[Stored data]
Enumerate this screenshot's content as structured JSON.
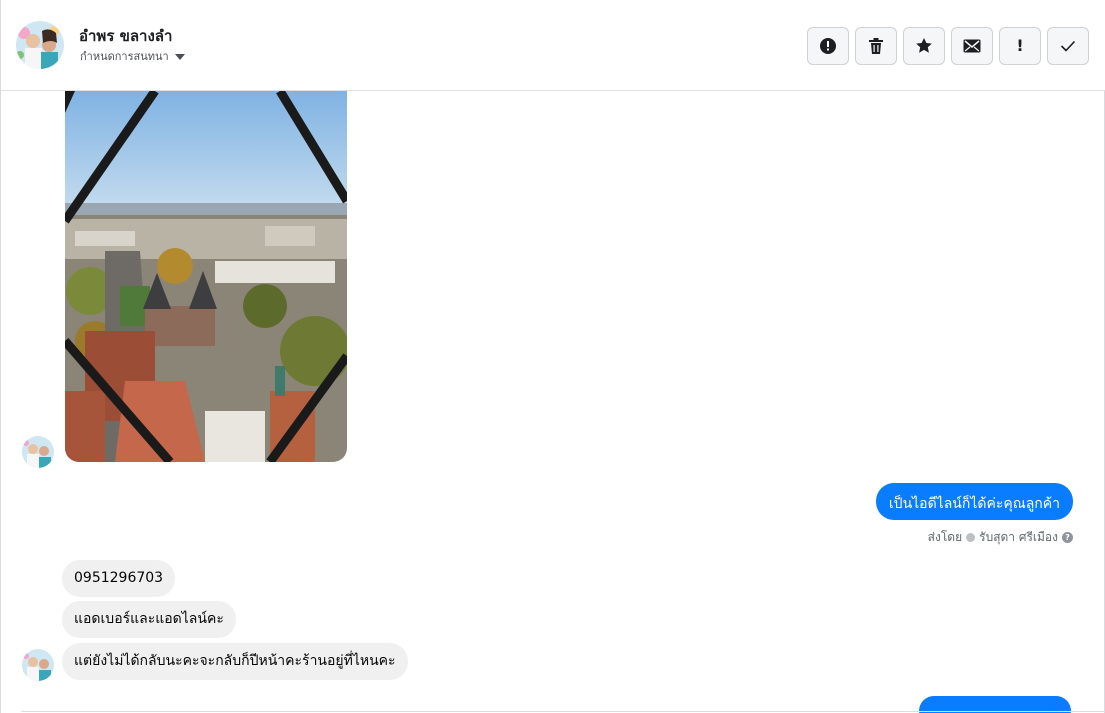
{
  "header": {
    "contact_name": "อำพร ขลางลำ",
    "assign_label": "กำหนดการสนทนา"
  },
  "toolbar": {
    "buttons": [
      {
        "icon": "alert-circle-icon",
        "name": "spam-button"
      },
      {
        "icon": "trash-icon",
        "name": "delete-button"
      },
      {
        "icon": "star-icon",
        "name": "star-button"
      },
      {
        "icon": "envelope-icon",
        "name": "mark-unread-button"
      },
      {
        "icon": "exclamation-icon",
        "name": "follow-up-button"
      },
      {
        "icon": "check-icon",
        "name": "done-button"
      }
    ]
  },
  "messages": {
    "outgoing_1": "เป็นไอดีไลน์ก็ได้ค่ะคุณลูกค้า",
    "sent_by_prefix": "ส่งโดย",
    "sent_by_name": "รับสุดา ศรีเมือง",
    "incoming_1": "0951296703",
    "incoming_2": "แอดเบอร์และแอดไลน์คะ",
    "incoming_3": "แต่ยังไม่ได้กลับนะคะจะกลับก็ปีหน้าคะร้านอยู่ที่ไหนคะ"
  },
  "colors": {
    "accent": "#0a7cff",
    "incoming_bubble": "#f0f0f0"
  }
}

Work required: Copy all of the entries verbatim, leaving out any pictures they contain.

Written solution:
Enumerate this screenshot's content as structured JSON.
{
  "header": {
    "contact_name": "อำพร ขลางลำ",
    "assign_label": "กำหนดการสนทนา"
  },
  "toolbar": {
    "buttons": [
      {
        "icon": "alert-circle-icon",
        "name": "spam-button"
      },
      {
        "icon": "trash-icon",
        "name": "delete-button"
      },
      {
        "icon": "star-icon",
        "name": "star-button"
      },
      {
        "icon": "envelope-icon",
        "name": "mark-unread-button"
      },
      {
        "icon": "exclamation-icon",
        "name": "follow-up-button"
      },
      {
        "icon": "check-icon",
        "name": "done-button"
      }
    ]
  },
  "messages": {
    "outgoing_1": "เป็นไอดีไลน์ก็ได้ค่ะคุณลูกค้า",
    "sent_by_prefix": "ส่งโดย",
    "sent_by_name": "รับสุดา ศรีเมือง",
    "incoming_1": "0951296703",
    "incoming_2": "แอดเบอร์และแอดไลน์คะ",
    "incoming_3": "แต่ยังไม่ได้กลับนะคะจะกลับก็ปีหน้าคะร้านอยู่ที่ไหนคะ"
  },
  "colors": {
    "accent": "#0a7cff",
    "incoming_bubble": "#f0f0f0"
  }
}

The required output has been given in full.